**Directions for this task**: Which lines run from the one containing "Give me the" to the end of the entries? Copy them exactly, both ends included, and give nothing else.

:: Given entries

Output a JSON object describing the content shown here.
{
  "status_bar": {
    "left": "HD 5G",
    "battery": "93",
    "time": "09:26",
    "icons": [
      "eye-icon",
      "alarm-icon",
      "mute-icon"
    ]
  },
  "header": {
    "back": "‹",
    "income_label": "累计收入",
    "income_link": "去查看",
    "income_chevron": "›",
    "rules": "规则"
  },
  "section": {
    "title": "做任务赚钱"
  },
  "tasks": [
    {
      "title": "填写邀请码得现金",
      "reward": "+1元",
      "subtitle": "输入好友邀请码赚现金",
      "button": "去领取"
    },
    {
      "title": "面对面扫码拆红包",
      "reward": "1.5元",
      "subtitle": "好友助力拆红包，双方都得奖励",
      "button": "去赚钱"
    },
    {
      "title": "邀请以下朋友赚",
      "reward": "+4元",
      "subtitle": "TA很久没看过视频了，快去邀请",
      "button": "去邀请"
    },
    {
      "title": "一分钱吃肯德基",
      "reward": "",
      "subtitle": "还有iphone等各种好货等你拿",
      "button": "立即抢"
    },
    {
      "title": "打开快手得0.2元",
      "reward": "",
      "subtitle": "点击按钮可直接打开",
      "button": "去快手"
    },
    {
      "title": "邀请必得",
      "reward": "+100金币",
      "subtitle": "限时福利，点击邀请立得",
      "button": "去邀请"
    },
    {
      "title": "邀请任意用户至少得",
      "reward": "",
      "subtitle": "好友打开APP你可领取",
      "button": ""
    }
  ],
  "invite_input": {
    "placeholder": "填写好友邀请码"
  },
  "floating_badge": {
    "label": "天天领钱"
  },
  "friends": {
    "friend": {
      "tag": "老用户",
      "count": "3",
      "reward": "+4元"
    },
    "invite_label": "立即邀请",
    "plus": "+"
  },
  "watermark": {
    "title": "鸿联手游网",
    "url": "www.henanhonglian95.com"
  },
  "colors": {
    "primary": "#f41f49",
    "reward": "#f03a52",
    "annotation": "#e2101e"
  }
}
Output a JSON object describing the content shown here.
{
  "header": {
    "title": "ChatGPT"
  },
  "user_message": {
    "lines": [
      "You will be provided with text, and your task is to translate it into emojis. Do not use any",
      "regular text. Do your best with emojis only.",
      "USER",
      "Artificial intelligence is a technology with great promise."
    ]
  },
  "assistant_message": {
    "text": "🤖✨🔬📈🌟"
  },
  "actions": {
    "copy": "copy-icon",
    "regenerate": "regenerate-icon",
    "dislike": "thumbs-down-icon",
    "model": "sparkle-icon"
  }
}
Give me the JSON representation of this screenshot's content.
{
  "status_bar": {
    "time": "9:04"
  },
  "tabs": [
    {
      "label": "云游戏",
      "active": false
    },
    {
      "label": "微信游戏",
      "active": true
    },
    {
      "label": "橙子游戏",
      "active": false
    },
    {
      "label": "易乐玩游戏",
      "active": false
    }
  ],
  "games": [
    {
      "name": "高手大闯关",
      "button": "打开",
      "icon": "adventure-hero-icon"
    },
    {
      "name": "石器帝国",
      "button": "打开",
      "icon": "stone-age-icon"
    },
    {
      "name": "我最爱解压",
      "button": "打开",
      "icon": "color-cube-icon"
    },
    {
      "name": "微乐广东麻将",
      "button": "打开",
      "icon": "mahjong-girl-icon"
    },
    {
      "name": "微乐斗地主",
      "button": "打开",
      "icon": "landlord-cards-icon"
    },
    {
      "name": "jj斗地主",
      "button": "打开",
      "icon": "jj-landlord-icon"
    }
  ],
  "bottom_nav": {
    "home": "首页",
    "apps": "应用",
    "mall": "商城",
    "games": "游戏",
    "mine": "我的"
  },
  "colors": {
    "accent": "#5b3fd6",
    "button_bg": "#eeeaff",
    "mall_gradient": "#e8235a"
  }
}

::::

**Task solution**:
Give me the JSON representation of this screenshot's content.
{
  "status_bar": {
    "time": "9:04"
  },
  "tabs": [
    {
      "label": "云游戏",
      "active": false
    },
    {
      "label": "微信游戏",
      "active": true
    },
    {
      "label": "橙子游戏",
      "active": false
    },
    {
      "label": "易乐玩游戏",
      "active": false
    }
  ],
  "games": [
    {
      "name": "高手大闯关",
      "button": "打开",
      "icon": "adventure-hero-icon"
    },
    {
      "name": "石器帝国",
      "button": "打开",
      "icon": "stone-age-icon"
    },
    {
      "name": "我最爱解压",
      "button": "打开",
      "icon": "color-cube-icon"
    },
    {
      "name": "微乐广东麻将",
      "button": "打开",
      "icon": "mahjong-girl-icon"
    },
    {
      "name": "微乐斗地主",
      "button": "打开",
      "icon": "landlord-cards-icon"
    },
    {
      "name": "jj斗地主",
      "button": "打开",
      "icon": "jj-landlord-icon"
    }
  ],
  "bottom_nav": {
    "home": "首页",
    "apps": "应用",
    "mall": "商城",
    "games": "游戏",
    "mine": "我的"
  },
  "colors": {
    "accent": "#5b3fd6",
    "button_bg": "#eeeaff",
    "mall_gradient": "#e8235a"
  }
}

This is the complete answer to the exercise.